Sophie's unwavering positivity has been an important part of her journey - and her incredible progress is a testament to her astounding bravery and determination to get better.
She added: "It’s such a privilege to be able to do my own housework - as weird as that sounds! I enjoy it!
"And being able to cook my own breakfast in the morning. It’s the little things like that which make me appreciate life now because there was one a time two years ago when we thought I’d never be able to do little things like this again."
Sophie, who is originally from Garston, was discharged in March and moved into her own place in Belle Vale - but lockdown restrictions have meant she hasn't been able to see her loved ones in person yet.
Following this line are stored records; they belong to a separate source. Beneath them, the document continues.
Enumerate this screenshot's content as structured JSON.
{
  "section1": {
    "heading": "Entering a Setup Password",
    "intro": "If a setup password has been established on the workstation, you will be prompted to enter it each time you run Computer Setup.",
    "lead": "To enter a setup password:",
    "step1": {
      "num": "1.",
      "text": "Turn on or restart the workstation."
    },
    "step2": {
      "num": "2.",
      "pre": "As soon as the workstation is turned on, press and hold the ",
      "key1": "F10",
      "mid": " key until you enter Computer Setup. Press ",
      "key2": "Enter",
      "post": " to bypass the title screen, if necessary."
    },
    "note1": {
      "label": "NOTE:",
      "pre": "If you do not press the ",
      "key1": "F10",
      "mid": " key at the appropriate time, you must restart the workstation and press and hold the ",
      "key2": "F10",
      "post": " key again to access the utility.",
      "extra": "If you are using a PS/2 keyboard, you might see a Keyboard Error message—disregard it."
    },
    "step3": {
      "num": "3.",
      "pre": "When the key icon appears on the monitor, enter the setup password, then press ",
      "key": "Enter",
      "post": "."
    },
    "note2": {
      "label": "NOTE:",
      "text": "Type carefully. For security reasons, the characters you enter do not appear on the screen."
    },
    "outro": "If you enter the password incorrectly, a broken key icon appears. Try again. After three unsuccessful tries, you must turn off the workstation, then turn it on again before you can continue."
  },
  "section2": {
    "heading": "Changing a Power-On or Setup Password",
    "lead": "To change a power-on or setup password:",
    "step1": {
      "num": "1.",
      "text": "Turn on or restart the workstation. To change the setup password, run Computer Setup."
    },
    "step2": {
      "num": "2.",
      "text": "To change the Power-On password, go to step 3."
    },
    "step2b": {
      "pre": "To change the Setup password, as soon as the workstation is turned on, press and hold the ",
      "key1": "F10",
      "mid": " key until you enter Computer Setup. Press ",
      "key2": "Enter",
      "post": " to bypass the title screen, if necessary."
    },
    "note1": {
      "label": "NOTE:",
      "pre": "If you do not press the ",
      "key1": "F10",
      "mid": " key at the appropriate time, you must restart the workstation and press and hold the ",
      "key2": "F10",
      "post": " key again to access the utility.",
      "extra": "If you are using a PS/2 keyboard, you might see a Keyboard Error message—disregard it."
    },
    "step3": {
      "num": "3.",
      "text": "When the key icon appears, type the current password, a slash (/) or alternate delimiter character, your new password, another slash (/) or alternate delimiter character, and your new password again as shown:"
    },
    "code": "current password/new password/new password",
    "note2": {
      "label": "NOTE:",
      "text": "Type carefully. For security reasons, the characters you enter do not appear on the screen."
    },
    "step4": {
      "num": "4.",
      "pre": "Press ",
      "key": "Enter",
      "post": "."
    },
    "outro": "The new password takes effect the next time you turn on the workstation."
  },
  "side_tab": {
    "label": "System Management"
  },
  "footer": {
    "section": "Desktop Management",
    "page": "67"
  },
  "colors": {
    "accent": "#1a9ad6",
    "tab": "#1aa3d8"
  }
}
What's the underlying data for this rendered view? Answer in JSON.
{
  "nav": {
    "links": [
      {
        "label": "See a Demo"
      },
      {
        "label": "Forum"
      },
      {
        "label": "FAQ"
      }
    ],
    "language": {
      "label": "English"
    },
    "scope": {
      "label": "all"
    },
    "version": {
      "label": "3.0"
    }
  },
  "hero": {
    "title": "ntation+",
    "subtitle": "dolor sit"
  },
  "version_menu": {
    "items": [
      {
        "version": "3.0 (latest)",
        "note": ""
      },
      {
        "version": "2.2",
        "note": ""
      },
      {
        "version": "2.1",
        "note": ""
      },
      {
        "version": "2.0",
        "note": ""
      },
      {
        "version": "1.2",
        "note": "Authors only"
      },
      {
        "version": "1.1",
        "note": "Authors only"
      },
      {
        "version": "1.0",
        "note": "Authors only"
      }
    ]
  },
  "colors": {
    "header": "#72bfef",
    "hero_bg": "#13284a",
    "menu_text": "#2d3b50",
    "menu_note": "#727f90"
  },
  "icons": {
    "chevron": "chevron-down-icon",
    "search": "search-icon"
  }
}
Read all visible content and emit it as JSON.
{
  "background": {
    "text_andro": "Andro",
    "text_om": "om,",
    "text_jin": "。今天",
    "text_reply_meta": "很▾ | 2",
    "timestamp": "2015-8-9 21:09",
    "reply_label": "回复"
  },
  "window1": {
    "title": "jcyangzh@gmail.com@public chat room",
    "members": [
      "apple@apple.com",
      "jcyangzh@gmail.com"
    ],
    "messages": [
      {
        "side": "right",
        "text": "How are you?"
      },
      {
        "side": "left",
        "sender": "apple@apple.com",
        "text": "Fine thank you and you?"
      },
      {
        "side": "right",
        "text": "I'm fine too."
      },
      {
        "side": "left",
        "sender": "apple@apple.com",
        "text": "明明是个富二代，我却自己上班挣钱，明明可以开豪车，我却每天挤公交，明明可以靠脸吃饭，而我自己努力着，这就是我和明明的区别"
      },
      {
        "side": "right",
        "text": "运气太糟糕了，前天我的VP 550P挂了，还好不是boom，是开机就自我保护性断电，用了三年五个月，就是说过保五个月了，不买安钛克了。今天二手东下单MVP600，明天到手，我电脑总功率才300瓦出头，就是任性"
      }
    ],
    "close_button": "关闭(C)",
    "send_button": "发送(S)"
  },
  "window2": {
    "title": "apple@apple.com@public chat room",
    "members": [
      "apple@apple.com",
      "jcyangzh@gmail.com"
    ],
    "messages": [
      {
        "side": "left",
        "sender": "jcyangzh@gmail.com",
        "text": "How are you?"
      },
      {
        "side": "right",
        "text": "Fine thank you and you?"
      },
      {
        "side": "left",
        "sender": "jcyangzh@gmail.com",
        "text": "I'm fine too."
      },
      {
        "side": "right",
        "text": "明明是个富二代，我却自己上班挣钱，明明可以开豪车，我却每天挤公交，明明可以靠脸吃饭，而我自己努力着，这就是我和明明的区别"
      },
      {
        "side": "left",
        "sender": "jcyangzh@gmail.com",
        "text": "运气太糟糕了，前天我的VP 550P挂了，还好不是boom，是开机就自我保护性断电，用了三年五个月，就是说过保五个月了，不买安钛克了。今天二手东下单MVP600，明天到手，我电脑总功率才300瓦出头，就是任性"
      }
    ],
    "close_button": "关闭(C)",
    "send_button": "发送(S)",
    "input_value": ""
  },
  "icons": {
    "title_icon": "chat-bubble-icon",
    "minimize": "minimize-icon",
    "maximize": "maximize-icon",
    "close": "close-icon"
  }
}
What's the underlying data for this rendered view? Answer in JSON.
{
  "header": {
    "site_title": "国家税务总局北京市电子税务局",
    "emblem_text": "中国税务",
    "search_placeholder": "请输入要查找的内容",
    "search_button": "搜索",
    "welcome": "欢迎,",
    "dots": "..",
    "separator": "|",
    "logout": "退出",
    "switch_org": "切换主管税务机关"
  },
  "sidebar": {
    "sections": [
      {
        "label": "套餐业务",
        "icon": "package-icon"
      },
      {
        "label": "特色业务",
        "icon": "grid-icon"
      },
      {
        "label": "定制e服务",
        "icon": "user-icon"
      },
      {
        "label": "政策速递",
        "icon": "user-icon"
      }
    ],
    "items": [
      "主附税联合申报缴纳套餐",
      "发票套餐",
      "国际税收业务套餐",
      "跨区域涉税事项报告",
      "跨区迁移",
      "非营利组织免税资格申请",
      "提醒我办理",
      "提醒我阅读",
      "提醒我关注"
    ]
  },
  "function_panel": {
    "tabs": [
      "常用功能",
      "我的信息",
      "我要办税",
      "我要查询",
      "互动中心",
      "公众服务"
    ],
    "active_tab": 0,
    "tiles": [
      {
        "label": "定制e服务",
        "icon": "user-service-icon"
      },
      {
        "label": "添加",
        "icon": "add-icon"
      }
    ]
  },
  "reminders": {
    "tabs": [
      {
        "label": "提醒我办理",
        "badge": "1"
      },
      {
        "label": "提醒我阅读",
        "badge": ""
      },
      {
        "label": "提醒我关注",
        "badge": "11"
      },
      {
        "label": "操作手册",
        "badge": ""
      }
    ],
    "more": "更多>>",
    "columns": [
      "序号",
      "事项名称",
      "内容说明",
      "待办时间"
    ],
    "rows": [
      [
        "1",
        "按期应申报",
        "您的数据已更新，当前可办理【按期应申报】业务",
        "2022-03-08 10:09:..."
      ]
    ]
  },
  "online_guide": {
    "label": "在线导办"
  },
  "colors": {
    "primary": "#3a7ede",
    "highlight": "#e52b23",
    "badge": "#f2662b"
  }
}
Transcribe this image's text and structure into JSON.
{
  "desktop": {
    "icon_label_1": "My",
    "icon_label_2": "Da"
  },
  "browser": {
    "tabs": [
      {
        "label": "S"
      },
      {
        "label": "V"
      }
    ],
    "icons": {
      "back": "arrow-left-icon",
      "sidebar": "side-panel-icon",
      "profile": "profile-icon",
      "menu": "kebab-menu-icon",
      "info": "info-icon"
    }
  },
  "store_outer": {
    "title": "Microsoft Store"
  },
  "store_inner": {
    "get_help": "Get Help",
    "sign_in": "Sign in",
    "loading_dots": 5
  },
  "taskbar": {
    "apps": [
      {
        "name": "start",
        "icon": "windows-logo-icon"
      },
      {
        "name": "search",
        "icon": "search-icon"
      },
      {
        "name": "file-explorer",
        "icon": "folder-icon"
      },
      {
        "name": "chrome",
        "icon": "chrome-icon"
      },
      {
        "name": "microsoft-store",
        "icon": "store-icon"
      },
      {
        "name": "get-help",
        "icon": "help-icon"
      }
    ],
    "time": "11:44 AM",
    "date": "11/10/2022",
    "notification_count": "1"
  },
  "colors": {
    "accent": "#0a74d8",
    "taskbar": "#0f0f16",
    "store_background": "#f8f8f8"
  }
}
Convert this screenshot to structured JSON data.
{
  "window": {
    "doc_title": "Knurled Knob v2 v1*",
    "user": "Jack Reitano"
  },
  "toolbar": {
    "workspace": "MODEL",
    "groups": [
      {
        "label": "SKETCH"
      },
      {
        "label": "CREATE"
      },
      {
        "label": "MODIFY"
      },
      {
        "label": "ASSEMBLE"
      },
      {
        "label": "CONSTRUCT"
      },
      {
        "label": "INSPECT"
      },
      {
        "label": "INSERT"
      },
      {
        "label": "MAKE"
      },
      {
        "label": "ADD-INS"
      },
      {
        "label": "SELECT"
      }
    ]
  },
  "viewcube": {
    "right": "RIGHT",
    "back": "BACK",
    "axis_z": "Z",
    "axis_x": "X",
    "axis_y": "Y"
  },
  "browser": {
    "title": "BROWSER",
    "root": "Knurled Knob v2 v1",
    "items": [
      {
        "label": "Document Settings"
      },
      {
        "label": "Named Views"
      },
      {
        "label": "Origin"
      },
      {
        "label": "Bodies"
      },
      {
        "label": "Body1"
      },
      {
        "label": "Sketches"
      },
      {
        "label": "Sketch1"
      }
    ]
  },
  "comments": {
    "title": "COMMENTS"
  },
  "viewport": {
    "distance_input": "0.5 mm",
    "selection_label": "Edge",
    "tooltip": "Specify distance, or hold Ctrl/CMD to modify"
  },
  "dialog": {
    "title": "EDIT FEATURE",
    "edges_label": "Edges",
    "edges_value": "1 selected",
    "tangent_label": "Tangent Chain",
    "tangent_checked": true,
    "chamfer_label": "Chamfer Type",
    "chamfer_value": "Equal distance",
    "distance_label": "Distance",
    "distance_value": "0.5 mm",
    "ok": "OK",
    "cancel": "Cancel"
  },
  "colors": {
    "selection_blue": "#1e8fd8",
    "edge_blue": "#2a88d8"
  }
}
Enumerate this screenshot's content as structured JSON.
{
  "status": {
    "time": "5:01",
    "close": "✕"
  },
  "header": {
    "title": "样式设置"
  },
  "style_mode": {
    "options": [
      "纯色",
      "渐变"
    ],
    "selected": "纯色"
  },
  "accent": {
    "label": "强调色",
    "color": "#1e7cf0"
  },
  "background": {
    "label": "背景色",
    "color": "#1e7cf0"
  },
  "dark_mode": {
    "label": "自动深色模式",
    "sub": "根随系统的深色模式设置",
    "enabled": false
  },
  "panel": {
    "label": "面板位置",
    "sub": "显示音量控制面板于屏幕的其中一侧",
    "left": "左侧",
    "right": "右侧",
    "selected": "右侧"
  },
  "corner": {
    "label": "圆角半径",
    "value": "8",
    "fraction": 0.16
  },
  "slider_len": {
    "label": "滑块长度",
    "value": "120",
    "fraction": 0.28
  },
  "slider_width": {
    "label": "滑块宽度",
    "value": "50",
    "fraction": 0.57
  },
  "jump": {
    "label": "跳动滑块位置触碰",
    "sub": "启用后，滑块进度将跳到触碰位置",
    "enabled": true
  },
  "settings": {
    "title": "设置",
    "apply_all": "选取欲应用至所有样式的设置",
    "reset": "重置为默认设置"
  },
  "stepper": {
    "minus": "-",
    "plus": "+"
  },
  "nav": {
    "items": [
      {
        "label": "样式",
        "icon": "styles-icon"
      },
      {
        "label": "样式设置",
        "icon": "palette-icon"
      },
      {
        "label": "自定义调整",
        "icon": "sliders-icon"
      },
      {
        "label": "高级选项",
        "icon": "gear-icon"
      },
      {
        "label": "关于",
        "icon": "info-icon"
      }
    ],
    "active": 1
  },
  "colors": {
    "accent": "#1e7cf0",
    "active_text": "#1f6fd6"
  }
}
She said: "I can’t wait to see my family and when that time comes - it’s exciting to look forward to now because I have my freedom back so no more working around hospital times to see them or waiting until the weekend to have home leave."
Despite not having been able to return to work since January 2018, Sophie said Redrow have been incredibly supportive.
The housing firm's subcontractors even surprised the 24-year-old and decorated her new home for her ready for a surprise reveal on the day she was discharged.
Sophie said: "My next door neighbours have been so helpful and helped me adjust to being out of hospital and moving out on my own a lot easier - I’ve never lived by myself before."
Speaking to the ECHO about how her condition began, she said: "On my last day in work on January 10, I was fine in the morning. Then a couple of hours before I finished work my vision had gone double but I just thought one of my eye contacts had ripped and that’s what was causing the problem.
"When I got home I took my contacts out straight away and my vision was still double. I put eye drops in and hoped to wake up back to normal the next morning.
"When I woke up, my vision was still double so I had to phone my boss and tell her I wouldn’t be able to make it to work until later on, so I rang up Specsavers and they had no appointments for that day
"Then I rang another opticians Prebbles and they were able to fit me in. I attended my appointment at 11am thinking that it would all be sorted and I’d be able to go to work afterwards."
However, when an optician took a look at Sophie's eyes, it soon became clear her problems were far more serious.
She was immediately referred to St Paul’s Eye Unit at the Royal Hospital where she had tests done and a scan booked in for the following week.
Before she could make her scan appointment, Sophie started experiencing even more terrifying symptoms - but she was still determined to go to her shift as an administrator for Redrow Homes.
By the time she got to her office, it became clear Sophie needed to go to A&E, where doctors thought she might have had a stroke.
After two weeks in hospital, an MRI scam showed a lesion on her brain stem and she was transferred to the Walton neurological centre, whose care she remained under for another 26 months.
Now that she has finally been discharged, Sophie wanted to thank some of the NHS staff who have cared for her over the past two years.
She said: "I was so lucky to have Dr Burness, my consultant, and John Jones, my discharge planner. They supported me and had my best interests in mind right from the start when things were the hardest.
"They fought for me every step of the way to get me to where I am now.
"Steph, my speech and language therapist, worked so hard to help me. Every single morning we’d have intense rehabilitation and I’m now eating and drinking again."
Speaking to the ECHO, Sophie's consultant Dr Chrissie Burness said: “Sophie has been an inspiration to everyone who has looked after her during this journey.
"She has faced her illness with such courage and grace. I am absolutely delighted that with the help of the critical care, Chavasse Ward and Complex Rehab Unit teams here at The Walton Centre, Sophie has finally been able to leave hospital to live on her own.”
After 771 days away from her normal life, Sophie has overcome every challenge life has thrown at her and is looking forward to making the most of her new found freedom.